*** Provided data Section Begins ***

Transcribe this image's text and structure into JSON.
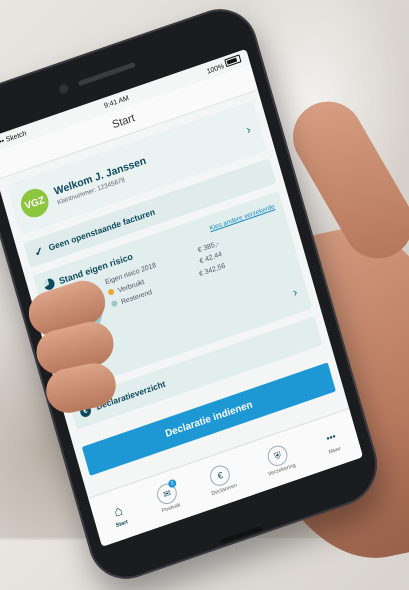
{
  "status_bar": {
    "carrier": "•••• Sketch",
    "time": "9:41 AM",
    "battery": "100%"
  },
  "nav": {
    "title": "Start"
  },
  "welcome": {
    "logo": "VGZ",
    "greeting": "Welkom J. Janssen",
    "klantnummer": "Klantnummer: 12345678"
  },
  "status_row": {
    "text": "Geen openstaande facturen"
  },
  "risk": {
    "title": "Stand eigen risico",
    "link": "Kies andere verzekerde",
    "label_total": "Eigen risico 2018",
    "value_total": "€ 385,-",
    "label_used": "Verbruikt",
    "value_used": "€ 42,44",
    "label_rest": "Resterend",
    "value_rest": "€ 342,56",
    "colors": {
      "used": "#f2a531",
      "rest": "#9cc7c9"
    }
  },
  "declaratie": {
    "overview": "Declaratieverzicht",
    "cta": "Declaratie indienen"
  },
  "tabs": [
    {
      "label": "Start",
      "icon": "home-icon"
    },
    {
      "label": "Postvak",
      "icon": "mail-icon",
      "badge": "2"
    },
    {
      "label": "Declareren",
      "icon": "euro-icon"
    },
    {
      "label": "Verzekering",
      "icon": "shield-icon"
    },
    {
      "label": "Meer",
      "icon": "more-icon"
    }
  ]
}
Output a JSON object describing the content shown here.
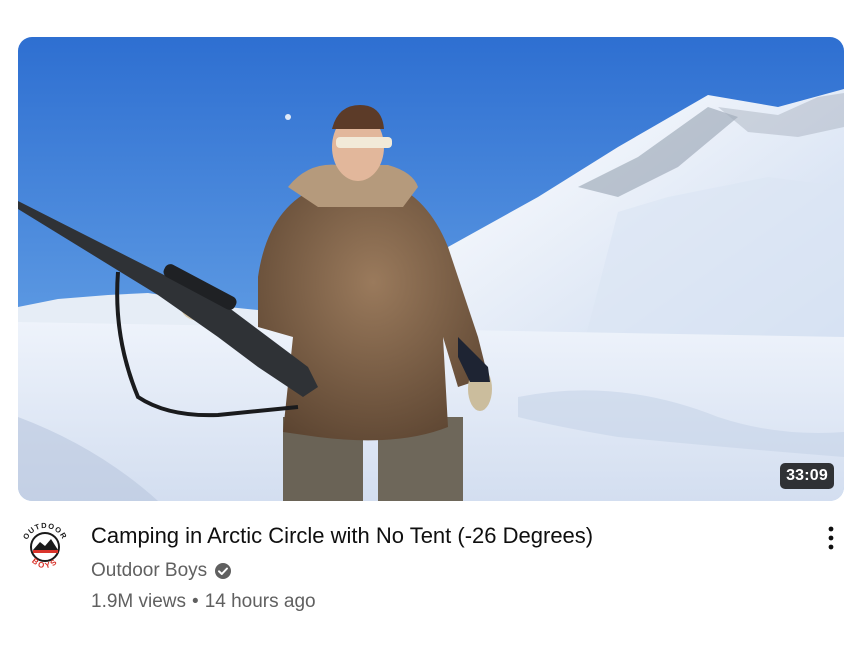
{
  "video": {
    "duration": "33:09",
    "title": "Camping in Arctic Circle with No Tent (-26 Degrees)",
    "channel": {
      "name": "Outdoor Boys",
      "verified": true,
      "avatar_text_top": "OUTDOOR",
      "avatar_text_bottom": "BOYS"
    },
    "views": "1.9M views",
    "separator": "•",
    "age": "14 hours ago"
  },
  "icons": {
    "menu": "more-vert-icon",
    "verified": "verified-check-icon"
  },
  "colors": {
    "title": "#0f0f0f",
    "secondary_text": "#606060",
    "duration_bg": "#000000",
    "avatar_accent": "#d9342b"
  }
}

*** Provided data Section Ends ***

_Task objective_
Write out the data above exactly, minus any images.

_Task result_
Transcribe this image's text and structure into JSON.
{
  "status_bar": {
    "carrier": "•••• Sketch",
    "time": "9:41 AM",
    "battery": "100%"
  },
  "nav": {
    "title": "Start"
  },
  "welcome": {
    "logo": "VGZ",
    "greeting": "Welkom J. Janssen",
    "klantnummer": "Klantnummer: 12345678"
  },
  "status_row": {
    "text": "Geen openstaande facturen"
  },
  "risk": {
    "title": "Stand eigen risico",
    "link": "Kies andere verzekerde",
    "label_total": "Eigen risico 2018",
    "value_total": "€ 385,-",
    "label_used": "Verbruikt",
    "value_used": "€ 42,44",
    "label_rest": "Resterend",
    "value_rest": "€ 342,56",
    "colors": {
      "used": "#f2a531",
      "rest": "#9cc7c9"
    }
  },
  "declaratie": {
    "overview": "Declaratieverzicht",
    "cta": "Declaratie indienen"
  },
  "tabs": [
    {
      "label": "Start",
      "icon": "home-icon"
    },
    {
      "label": "Postvak",
      "icon": "mail-icon",
      "badge": "2"
    },
    {
      "label": "Declareren",
      "icon": "euro-icon"
    },
    {
      "label": "Verzekering",
      "icon": "shield-icon"
    },
    {
      "label": "Meer",
      "icon": "more-icon"
    }
  ]
}
Output a JSON object describing the content shown here.
{
  "video": {
    "duration": "33:09",
    "title": "Camping in Arctic Circle with No Tent (-26 Degrees)",
    "channel": {
      "name": "Outdoor Boys",
      "verified": true,
      "avatar_text_top": "OUTDOOR",
      "avatar_text_bottom": "BOYS"
    },
    "views": "1.9M views",
    "separator": "•",
    "age": "14 hours ago"
  },
  "icons": {
    "menu": "more-vert-icon",
    "verified": "verified-check-icon"
  },
  "colors": {
    "title": "#0f0f0f",
    "secondary_text": "#606060",
    "duration_bg": "#000000",
    "avatar_accent": "#d9342b"
  }
}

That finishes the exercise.